- WORK TASK: As the answer, give every line of the records that includes the word "index".
BEGIN LISTED RECORDS
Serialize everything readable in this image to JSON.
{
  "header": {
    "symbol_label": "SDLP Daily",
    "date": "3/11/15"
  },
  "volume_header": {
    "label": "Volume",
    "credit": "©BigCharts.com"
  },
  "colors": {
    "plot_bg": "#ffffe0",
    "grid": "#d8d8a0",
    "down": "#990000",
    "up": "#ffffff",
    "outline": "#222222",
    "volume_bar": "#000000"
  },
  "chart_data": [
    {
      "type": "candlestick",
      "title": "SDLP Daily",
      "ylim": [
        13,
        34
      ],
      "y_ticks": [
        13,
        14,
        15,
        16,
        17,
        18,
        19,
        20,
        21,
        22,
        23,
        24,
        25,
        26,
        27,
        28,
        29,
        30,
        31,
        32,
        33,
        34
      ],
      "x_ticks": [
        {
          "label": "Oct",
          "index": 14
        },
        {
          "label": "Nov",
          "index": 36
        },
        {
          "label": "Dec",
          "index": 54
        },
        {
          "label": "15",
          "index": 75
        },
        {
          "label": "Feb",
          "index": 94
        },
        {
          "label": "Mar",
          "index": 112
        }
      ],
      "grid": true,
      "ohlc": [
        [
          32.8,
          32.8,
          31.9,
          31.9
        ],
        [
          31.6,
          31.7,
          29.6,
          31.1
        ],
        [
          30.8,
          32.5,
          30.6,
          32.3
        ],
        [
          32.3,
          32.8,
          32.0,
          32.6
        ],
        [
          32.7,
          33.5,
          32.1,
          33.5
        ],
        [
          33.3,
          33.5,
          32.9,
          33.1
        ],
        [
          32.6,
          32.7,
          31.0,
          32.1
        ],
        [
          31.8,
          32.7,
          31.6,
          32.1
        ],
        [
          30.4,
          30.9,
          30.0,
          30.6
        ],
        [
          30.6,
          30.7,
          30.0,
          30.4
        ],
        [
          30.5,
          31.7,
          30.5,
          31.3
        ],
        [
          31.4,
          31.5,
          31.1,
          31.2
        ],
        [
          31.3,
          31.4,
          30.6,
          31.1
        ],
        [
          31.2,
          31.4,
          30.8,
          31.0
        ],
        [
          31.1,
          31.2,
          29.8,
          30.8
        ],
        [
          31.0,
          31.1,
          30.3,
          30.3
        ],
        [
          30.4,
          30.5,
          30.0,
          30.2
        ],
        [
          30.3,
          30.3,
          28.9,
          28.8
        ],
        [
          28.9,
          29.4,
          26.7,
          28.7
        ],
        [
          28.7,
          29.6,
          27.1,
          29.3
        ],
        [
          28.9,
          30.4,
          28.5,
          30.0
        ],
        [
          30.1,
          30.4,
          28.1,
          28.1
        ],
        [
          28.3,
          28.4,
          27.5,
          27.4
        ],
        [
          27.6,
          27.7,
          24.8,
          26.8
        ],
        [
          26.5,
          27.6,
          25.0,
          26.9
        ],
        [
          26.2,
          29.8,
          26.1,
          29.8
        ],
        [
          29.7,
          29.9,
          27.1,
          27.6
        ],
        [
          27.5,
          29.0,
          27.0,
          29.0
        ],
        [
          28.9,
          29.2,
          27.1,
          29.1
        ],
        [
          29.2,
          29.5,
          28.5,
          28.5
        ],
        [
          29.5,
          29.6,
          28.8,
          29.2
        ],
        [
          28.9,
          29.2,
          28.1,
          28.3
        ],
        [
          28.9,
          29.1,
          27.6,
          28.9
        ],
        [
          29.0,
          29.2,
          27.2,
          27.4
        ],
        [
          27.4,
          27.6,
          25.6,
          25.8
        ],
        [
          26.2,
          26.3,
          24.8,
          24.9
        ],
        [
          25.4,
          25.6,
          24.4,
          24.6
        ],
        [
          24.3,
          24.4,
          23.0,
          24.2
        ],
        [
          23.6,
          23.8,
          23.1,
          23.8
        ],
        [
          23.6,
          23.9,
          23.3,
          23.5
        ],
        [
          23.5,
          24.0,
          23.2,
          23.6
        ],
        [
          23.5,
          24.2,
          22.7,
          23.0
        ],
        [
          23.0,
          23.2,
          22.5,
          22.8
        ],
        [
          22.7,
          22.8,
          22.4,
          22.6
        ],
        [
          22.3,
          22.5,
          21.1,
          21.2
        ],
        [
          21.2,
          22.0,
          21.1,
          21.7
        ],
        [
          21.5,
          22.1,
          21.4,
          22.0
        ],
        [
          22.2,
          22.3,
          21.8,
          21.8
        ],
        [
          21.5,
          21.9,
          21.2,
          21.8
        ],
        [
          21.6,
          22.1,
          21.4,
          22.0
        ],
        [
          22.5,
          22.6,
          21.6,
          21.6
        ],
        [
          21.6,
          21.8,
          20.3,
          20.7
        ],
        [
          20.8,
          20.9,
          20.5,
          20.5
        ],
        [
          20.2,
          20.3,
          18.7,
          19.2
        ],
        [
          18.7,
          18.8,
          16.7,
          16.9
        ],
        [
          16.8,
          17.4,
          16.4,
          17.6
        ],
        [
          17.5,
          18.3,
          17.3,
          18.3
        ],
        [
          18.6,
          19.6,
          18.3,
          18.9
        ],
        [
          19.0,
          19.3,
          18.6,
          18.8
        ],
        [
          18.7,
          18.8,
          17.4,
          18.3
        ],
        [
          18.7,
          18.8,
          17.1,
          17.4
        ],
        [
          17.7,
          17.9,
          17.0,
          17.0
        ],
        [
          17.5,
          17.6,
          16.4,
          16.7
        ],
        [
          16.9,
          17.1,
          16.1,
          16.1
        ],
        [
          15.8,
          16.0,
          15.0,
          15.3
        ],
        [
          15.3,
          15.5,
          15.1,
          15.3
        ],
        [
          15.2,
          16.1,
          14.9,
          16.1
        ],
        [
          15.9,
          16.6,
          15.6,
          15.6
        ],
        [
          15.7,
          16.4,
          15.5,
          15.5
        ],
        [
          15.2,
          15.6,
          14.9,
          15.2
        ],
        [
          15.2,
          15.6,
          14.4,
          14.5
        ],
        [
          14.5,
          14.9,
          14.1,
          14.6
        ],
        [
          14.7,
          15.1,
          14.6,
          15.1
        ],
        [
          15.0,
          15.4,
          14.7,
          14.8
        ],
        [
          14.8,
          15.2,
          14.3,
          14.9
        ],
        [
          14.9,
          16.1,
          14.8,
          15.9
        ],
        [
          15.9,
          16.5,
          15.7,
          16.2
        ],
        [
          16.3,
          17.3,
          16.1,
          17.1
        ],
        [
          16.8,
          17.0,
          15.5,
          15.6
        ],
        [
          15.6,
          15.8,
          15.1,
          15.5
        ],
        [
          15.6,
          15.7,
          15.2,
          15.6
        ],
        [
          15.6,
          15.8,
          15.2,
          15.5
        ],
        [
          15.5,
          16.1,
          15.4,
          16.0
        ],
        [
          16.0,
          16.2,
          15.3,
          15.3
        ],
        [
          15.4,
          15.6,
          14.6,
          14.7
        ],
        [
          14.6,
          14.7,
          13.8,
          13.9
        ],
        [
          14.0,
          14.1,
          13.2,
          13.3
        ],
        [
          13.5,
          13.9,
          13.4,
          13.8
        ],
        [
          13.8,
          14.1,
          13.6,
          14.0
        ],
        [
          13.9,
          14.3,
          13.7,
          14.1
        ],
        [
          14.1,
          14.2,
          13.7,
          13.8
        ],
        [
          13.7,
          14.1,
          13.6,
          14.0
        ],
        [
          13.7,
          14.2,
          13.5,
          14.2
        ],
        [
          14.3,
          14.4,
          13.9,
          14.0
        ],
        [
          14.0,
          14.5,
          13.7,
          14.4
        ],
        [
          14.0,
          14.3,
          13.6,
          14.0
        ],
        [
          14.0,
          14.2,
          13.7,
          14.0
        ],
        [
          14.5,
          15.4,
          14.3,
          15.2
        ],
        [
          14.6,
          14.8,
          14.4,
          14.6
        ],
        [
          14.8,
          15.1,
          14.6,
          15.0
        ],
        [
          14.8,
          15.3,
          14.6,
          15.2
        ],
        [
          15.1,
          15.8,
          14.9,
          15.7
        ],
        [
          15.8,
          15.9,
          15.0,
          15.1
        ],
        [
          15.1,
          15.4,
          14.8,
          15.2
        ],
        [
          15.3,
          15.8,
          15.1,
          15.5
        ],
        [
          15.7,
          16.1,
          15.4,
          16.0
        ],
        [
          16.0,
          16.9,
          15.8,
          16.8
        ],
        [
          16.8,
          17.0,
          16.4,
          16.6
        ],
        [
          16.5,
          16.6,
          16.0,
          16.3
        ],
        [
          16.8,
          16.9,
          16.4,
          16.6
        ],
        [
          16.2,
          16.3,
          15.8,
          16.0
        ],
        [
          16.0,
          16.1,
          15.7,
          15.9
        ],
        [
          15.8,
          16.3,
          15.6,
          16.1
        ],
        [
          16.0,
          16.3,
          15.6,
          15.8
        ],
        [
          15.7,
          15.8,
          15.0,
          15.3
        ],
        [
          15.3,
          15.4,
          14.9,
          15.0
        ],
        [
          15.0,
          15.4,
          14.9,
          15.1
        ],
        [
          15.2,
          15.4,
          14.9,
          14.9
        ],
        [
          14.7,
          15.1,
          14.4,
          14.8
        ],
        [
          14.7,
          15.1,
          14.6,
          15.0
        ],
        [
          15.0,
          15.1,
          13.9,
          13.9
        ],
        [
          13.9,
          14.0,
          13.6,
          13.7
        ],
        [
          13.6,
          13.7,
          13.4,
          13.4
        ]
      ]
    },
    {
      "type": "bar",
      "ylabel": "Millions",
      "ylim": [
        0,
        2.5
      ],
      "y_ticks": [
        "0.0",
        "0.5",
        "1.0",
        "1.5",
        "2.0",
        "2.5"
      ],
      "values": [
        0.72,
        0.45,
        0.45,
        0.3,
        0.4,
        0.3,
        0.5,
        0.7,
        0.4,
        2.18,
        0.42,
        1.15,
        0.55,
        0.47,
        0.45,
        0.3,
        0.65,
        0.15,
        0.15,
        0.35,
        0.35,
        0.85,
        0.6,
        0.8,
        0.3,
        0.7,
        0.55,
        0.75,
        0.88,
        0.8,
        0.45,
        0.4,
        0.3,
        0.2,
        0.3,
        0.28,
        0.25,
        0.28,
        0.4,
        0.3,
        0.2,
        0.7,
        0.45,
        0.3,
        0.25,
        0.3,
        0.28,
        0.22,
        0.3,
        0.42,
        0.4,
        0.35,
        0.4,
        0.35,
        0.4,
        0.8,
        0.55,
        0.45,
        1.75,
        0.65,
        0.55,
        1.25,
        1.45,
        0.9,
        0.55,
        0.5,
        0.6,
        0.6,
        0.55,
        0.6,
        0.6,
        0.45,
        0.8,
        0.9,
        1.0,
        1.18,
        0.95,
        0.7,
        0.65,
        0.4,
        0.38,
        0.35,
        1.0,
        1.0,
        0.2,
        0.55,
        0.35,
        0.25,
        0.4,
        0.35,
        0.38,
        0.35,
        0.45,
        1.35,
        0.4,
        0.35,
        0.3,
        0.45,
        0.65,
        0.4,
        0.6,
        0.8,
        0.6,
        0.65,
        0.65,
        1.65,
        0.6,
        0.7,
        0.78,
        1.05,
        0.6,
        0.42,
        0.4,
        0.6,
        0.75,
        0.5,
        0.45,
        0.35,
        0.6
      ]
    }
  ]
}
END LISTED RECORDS
- REPLY:
          "index": 14
          "index": 36
          "index": 54
          "index": 75
          "index": 94
          "index": 112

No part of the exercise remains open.